Five of the eight leading candidates in the race for NYC mayor have chimed in on the recent violence between Israel and Hamas. And the two competitors for first place, Andrew Yang and Eric Adams, faced fierce backlash for expressing their support for Israeli airstrikes on Hamas targets in the Gaza Strip.
Yang tweeted, “I’m standing with the people of Israel who are coming under bombardment attacks, and condemn the Hamas terrorists” hours after Hamas launched a barrage of missiles from Gaza aimed at Jerusalem. But he issued an apology the next day after being confronted by pro-Palestinian activists on the campaign trail. He was also disinvited to an event to distribute food ahead of the Muslim holiday Eid al-Fitr.
Adams, the new frontrunner according to recent polls, also came under fire for a tweet defending Israel, before deleting it and re-publishing it an hour later. This prompted the largest Muslim-American voting bloc, Emgage, to remove his name from consideration for an endorsement after the coalition of Muslim advocacy groups rescinded their endorsement of Scott Stringer, the city’s comptroller, who has been accused of sexual harassment.
The blowback prompted questions within both campaigns: would it be wise for candidates running for office to refrain from weighing in on foreign policy issues, especially ones as controversial as the Israeli-Palestinian conflict?
“Politicians as a collective group are not the bravest people, and they tend to avoid controversy wherever possible because controversy can cost votes,” said Hank Sheinkopf, a Democratic campaign consultant. Nonetheless, he said, his advice to candidates has always been that good ethics is good politics.
“The good politics here is what you think is appropriate morally, and morally the people of Israel are allowed to defend themselves,” he explained.
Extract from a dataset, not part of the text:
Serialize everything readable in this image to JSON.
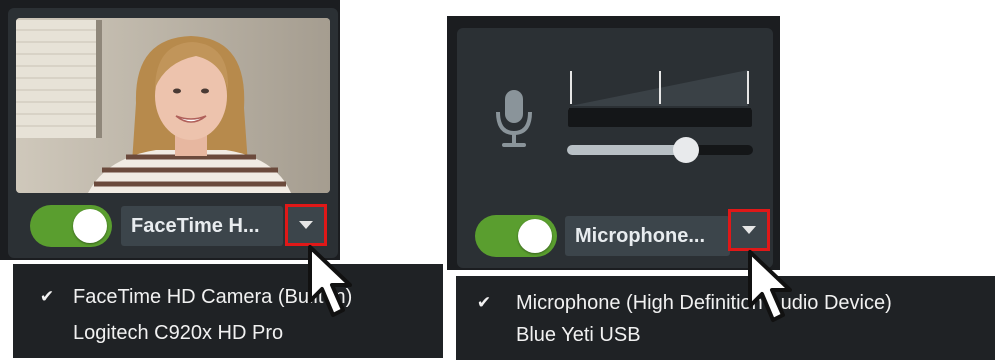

Mayor Bill de Blasio, who ignited controversy weeks after he assumed office in 2014 by telling a pro-Israel audience that “City Hall will always be open to AIPAC,” suggested that Yang and Adams were too fast to issue “a throwaway line or for expediency.” He maintained that politicians should speak from the heart and articulate their stance based on personal experience when commenting on complex issues.
Sheinkopf, who was a consultant for Mark Green’s campaign against Mike Bloomberg in 2001, said that Yang should have reconsidered backing off his original comments. “You can get away with not standing up for Israel,” he said, referring to the shifting views within the Democratic Party. “But what you can’t get away with is being in two places at the same time.”
David Greenfield, who has not endorsed any candidate as CEO of the Met Council, a New York-based Jewish charity, said that a majority of the 1.1 million Jews in New York — who are estimated to make up about 20% of the electorate in next month’s primary — expect candidates to take a strong pro-Israel position. But the challenge is that “it’s exceedingly difficult to weigh in on complex global issues in 280 characters or less,” continued Greenfield, a former Council member.
His advice: “Resist the urge to tweet and release detailed statements instead.”
Stringer, who is polling in third place, took that piece of advice. In a statement given to the Forward last week, Stringer said that he supported Israel’s right to defend its people from terrorist groups, but also urged them to exercise caution and restraint to prevent further loss of life.
Dianne Morales, who is backed by leading progressive groups, accused both Israel and Hamas of wrongdoing.
Sophie Ellman-Golan, a spokesperson for Jews for Racial & Economic Justice, suggested the Israeli-Palestinian conflict is a local issue that requires the attention of the mayoral candidates. “New Yorkers have loved ones all over the globe, and are personally impacted by struggles all over the globe,” she said. “Anyone seeking to be mayor of our city must be able to have empathy for all their constituents — Palestinian New Yorkers and Israeli New Yorkers, Jewish New Yorkers and Muslim New Yorkers — especially at times like these.”
JFREJ’s political arm, The Jewish Vote, recently announced their endorsement of Morales as its first choice for mayor.
“Our next mayor must be able to take a firm and principled stance against state violence, discrimination, and ethnonationalism, both here and abroad,” said Ellman-Golan. “We have endured decades of mayoral administrations that make excuses for state violence and civil and human rights violations. No more.”
Matt Nosanchuk, president of the progressive advocacy group New York Jewish Agenda, said that in a city that prides itself on its internationalism, candidates shouldn’t ignore an issue of great global importance. At the same time, he maintained, they should be “giving voice to the silent majority in the Jewish community,” who support Israel’s security while also recognizing the tragedy suffered by Palestinians. Liberal Jews “don’t check their values at the border, and they care about Israel,” he said. “It’s inevitable that you are going to have to engage.”
Nosanchuk, who was a White House liaison to the Jewish community under President Obama, said that the candidates should “learn what the issues are and not assume that placating the political right checks the box on Israel and the Jewish community.”
What Jewish leaders expect from candidates on Israel